L.A. Affairs is our weekly column about the current dating scene in and around Los Angeles -- and finding romance in a wired world. If you've got a story to tell, we want to hear it. We pay $300 per published column. Past columns and submission guidelines are at latimes.com/laaffairs
We needed crystals.
So we took the exit north, Topanga Canyon Boulevard. He was driving, weaving tales like highway.
I turned to look at him. He was handsome and blond, a divorced former TV star. I was a red-haired yoga teacher and former model still mourning a failed relationship. When we met three years ago on my first trip to California, we'd both been broken. Him, by the promise of the Hollywood sign gleaming like fake teeth. Me, by the skyscrapers that were swords, really, in a sliver of land.
We stayed in touch while he relocated constantly after his divorce, hashing out a dotted line of temporary homes across America. He texted and called, telling me he was trying to get back West, to be near his small daughter. In my Manhattan home, I froze after getting laid off and broken up with. We kept each other company and offered support by phone. We hovered near romance. But then one of us would disappear.
When I had the chance to teach a yoga workshop in Santa Monica, I took it, in part so I could see him. He had made it back to L.A.
"Let's shop for crystals when I get there," I'd texted, half as a joke. "Maybe they'll heal us."
When I arrived he met me — still gorgeous, though he looked more tired. Our hug fit perfectly.
Now on the way toward the canyon, I lowered the car window, my elbow jutting into sun. Back East, days were gray, and, during those that weren't, the sun shone only in small strips between buildings. We covered miles of land that looked untouched, but I guessed it was touched. That was how things were between us: They looked one way but were secretly the opposite.
We pulled into a store parking lot where a sign read "Unusual things." He'd seen wind-chimes there once. "They probably have crystals," he said. "This is your kind of place."
We walked right to the rocks. "Rose quartz for heart. Hematite for grounding," the sales clerk instructed. I got a quartz necklace too.
On the ride back, I held the hematite to begin grounding. For a while, he'd seemed unreal, showing up only in my phone, but now he was at the wheel with a real profile and everything.
He told me about his acting days, his ex and daughter. "She's the best thing I've ever done," he said.
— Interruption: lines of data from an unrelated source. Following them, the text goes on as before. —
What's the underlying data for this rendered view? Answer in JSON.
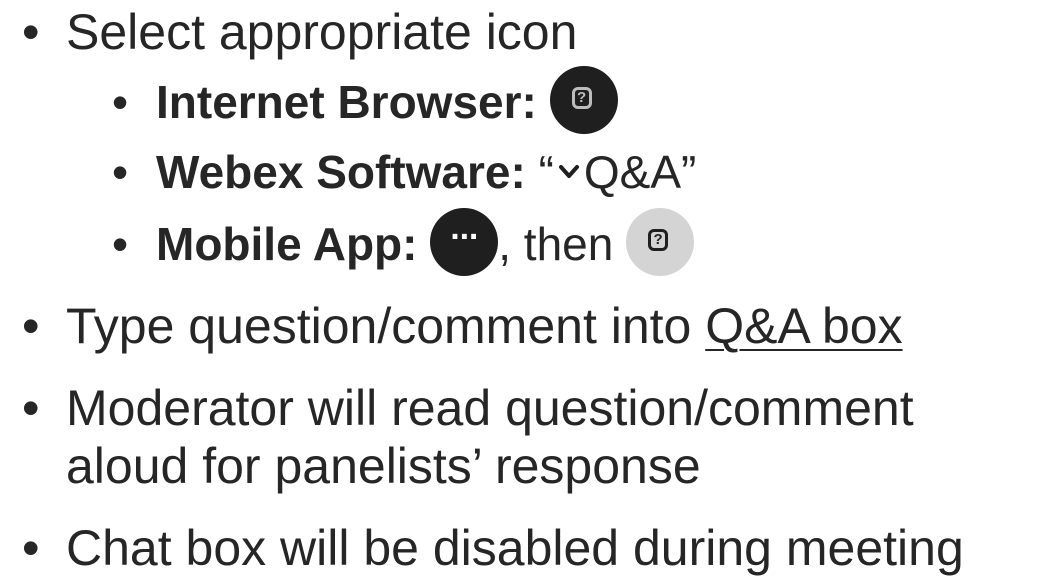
{
  "bullets": {
    "b1": "Select appropriate icon",
    "sub1_label": "Internet Browser:",
    "sub2_label": "Webex Software:",
    "sub2_open_quote": "“",
    "sub2_text": "Q&A”",
    "sub3_label": "Mobile App:",
    "sub3_then": ", then",
    "b2_prefix": "Type question/comment into ",
    "b2_link": "Q&A box",
    "b3_line1": "Moderator will read question/comment",
    "b3_line2": "aloud for panelists’ response",
    "b4": "Chat box will be disabled during meeting"
  },
  "icons": {
    "browser_qa": "question-box-icon",
    "webex_chevron": "chevron-down-icon",
    "mobile_more": "more-dots-icon",
    "mobile_qa": "question-box-icon"
  },
  "colors": {
    "text": "#262626",
    "icon_dark": "#1f1f1f",
    "icon_light": "#d4d4d4"
  },
  "glyphs": {
    "bullet": "•",
    "question": "?",
    "dots": "···"
  }
}
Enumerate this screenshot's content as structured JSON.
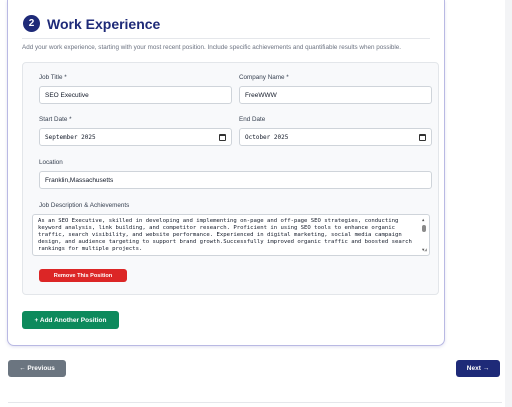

It was the first time I'd had feelings for a man with a child. His dedication as a father was attractive.
High dust became low ocean. We climbed onto the beach. He watched me while I watched the surf. I pretended not to notice. Giving up my flirtation with water, I sat near him, leaning close. His voice, once only in the phone, now felt full and deep.
"I've always loved that house," he whispered. I followed his eyes to a buttercream mansion hugging the cliff. "It used to be yellow. It faded. Everything changes."
We were not talking about houses but about us. Soon I'd be leaving again, and we'd switch back to texting and distance.
Meanwhile, waves eroded and rebuilt, swept, replaced. If only we could let us go as easily as ocean.
As night fell we drove inland to a restaurant strung with white lights. We picked up his daughter on the way. She was a mini-him, with mini-him eyes. As soon as I met the pretty 7-year-old, I understood why he was still here, in this heartbreak city, and not with me, in mine.
Over dinner she played with a magic kit, making a red ball disappear again and again inside a blue egg. I pretended not to know how it worked. Then she asked to see my necklace and began swinging it in front of me.
"You're getting sleepy," she said.
I slid dramatically along the restaurant booth, closing my eyes.
"When I snap my fingers you'll sing a song, the best singer in the world." She snapped. I sang off-key.
Later, full and happy, we climbed into his car. I fantasized we were a family.
"What's that?" I asked his daughter. She was crammed next to a box in the backseat, slim legs folded like a cricket's.
"All daddy's things," she said.
I looked at him.
"I'm couch surfing in West Hollywood," he said.
Oh. So even if I relocated to be with him, he didn't have a place for me to move into or even visit.
I wanted to pack his stuff with mine and take him to New York, to show him my canyons and magic tricks. But I knew he couldn't, wouldn't leave her. For a moment I was jealous of a 7-year-old. I needed to grow up. As night fell, the block-toothed Hollywood sign was lit and the sword dagger lights of Manhattan were too far.
I left them the healing crystals. Later I walked from my hotel alone toward the rhythm of the sea.
Sarah Herrington is a writer whose work has appeared in the New York Times, Interview magazine and Poets & Writers magazine.